|International Classification||G01R33/58, G01V3/14, G08B13/24, G01R33/44, G01R33/28, G01N24/00|
|Cooperative Classification||G01R33/58, G01R33/44, G01R33/441, G01V3/14, G01R33/281|
|European Classification||G01R33/58, G01R33/44F, G01R33/28A, G01R33/44, G01V3/14|
|May 28, 1992||AS||Assignment|
Owner name: ESSELTE METO INTERNATIONAL PRODUKTIONS GMBH, GERMA
Free format text: ASSIGNMENT OF ASSIGNORS INTEREST.;ASSIGNOR:DAVIES, DAFYDD G.;REEL/FRAME:006135/0908
Effective date: 19920211
|Aug 6, 1996||REMI||Maintenance fee reminder mailed|

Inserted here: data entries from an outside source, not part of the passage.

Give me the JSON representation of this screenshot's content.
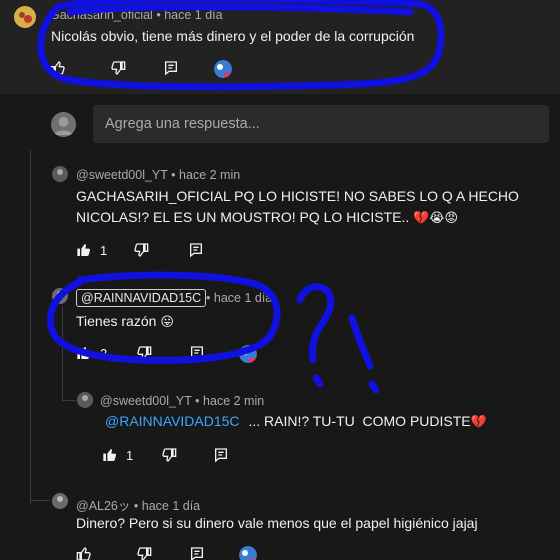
{
  "comment_top": {
    "author": "Gachasarih_oficial",
    "time": "hace 1 día",
    "text": "Nicolás obvio, tiene más dinero y el poder de la corrupción"
  },
  "reply_box": {
    "placeholder": "Agrega una respuesta..."
  },
  "reply1": {
    "author": "@sweetd00l_YT",
    "time": "hace 2 min",
    "line1": "GACHASARIH_OFICIAL PQ LO HICISTE! NO SABES LO Q A HECHO",
    "line2": "NICOLAS!? EL ES UN MOUSTRO! PQ LO HICISTE..",
    "emojis": "💔😭😡",
    "likes": "1"
  },
  "reply2": {
    "author": "@RAINNAVIDAD15C",
    "time": "hace 1 día",
    "text": "Tienes razón",
    "emoji": "😛",
    "likes": "2"
  },
  "reply3": {
    "author": "@sweetd00l_YT",
    "time": "hace 2 min",
    "mention": "@RAINNAVIDAD15C",
    "text": "... RAIN!? TU-TU  COMO PUDISTE",
    "emoji": "💔",
    "likes": "1"
  },
  "reply4": {
    "author": "@AL26ッ",
    "time": "hace 1 día",
    "text": "Dinero? Pero si su dinero vale menos que el papel higiénico jajaj"
  },
  "annotation_color": "#1010e0",
  "separator": "•"
}
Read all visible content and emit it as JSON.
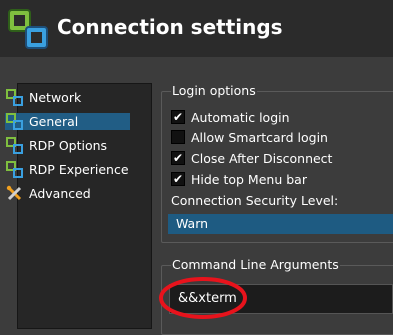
{
  "header": {
    "title": "Connection settings"
  },
  "sidebar": {
    "items": [
      {
        "label": "Network",
        "icon": "network-icon"
      },
      {
        "label": "General",
        "icon": "general-icon",
        "selected": true
      },
      {
        "label": "RDP Options",
        "icon": "rdp-options-icon"
      },
      {
        "label": "RDP Experience",
        "icon": "rdp-experience-icon"
      },
      {
        "label": "Advanced",
        "icon": "tools-icon"
      }
    ]
  },
  "login_options": {
    "title": "Login options",
    "checkboxes": [
      {
        "label": "Automatic login",
        "checked": true
      },
      {
        "label": "Allow Smartcard login",
        "checked": false
      },
      {
        "label": "Close After Disconnect",
        "checked": true
      },
      {
        "label": "Hide top Menu bar",
        "checked": true
      }
    ],
    "security_label": "Connection Security Level:",
    "security_value": "Warn"
  },
  "command_line": {
    "title": "Command Line Arguments",
    "value": "&&xterm"
  },
  "colors": {
    "selection": "#215d85",
    "annotation": "#e8131c"
  }
}
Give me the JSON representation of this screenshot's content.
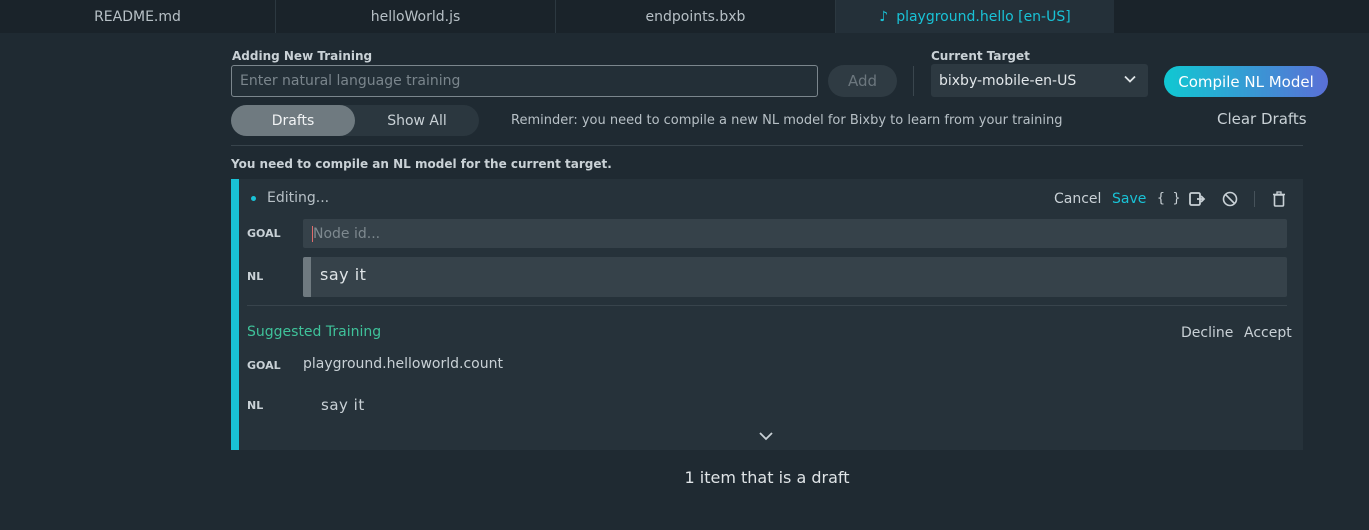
{
  "tabs": [
    {
      "label": "README.md"
    },
    {
      "label": "helloWorld.js"
    },
    {
      "label": "endpoints.bxb"
    },
    {
      "label": "playground.hello [en-US]",
      "icon": "music-note-icon"
    }
  ],
  "training": {
    "section_label": "Adding New Training",
    "placeholder": "Enter natural language training",
    "add_label": "Add"
  },
  "target": {
    "section_label": "Current Target",
    "value": "bixby-mobile-en-US"
  },
  "compile_label": "Compile NL Model",
  "filter": {
    "drafts_label": "Drafts",
    "show_all_label": "Show All"
  },
  "reminder": "Reminder: you need to compile a new NL model for Bixby to learn from your training",
  "clear_drafts_label": "Clear Drafts",
  "warning": "You need to compile an NL model for the current target.",
  "editor": {
    "status": "Editing...",
    "cancel_label": "Cancel",
    "save_label": "Save",
    "braces_label": "{ }",
    "goal_label": "GOAL",
    "goal_placeholder": "Node id...",
    "nl_label": "NL",
    "nl_value": "say  it"
  },
  "suggestion": {
    "title": "Suggested Training",
    "decline_label": "Decline",
    "accept_label": "Accept",
    "goal_label": "GOAL",
    "goal_value": "playground.helloworld.count",
    "nl_label": "NL",
    "nl_value": "say  it"
  },
  "footer": "1 item that is a draft",
  "colors": {
    "accent": "#19c2d6",
    "suggested": "#3fc29a",
    "background": "#1f2a32"
  }
}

|Dec 29, 1996||LAPS||Lapse for failure to pay maintenance fees|
|Mar 11, 1997||FP||Expired due to failure to pay maintenance fee|
Effective date: 19970101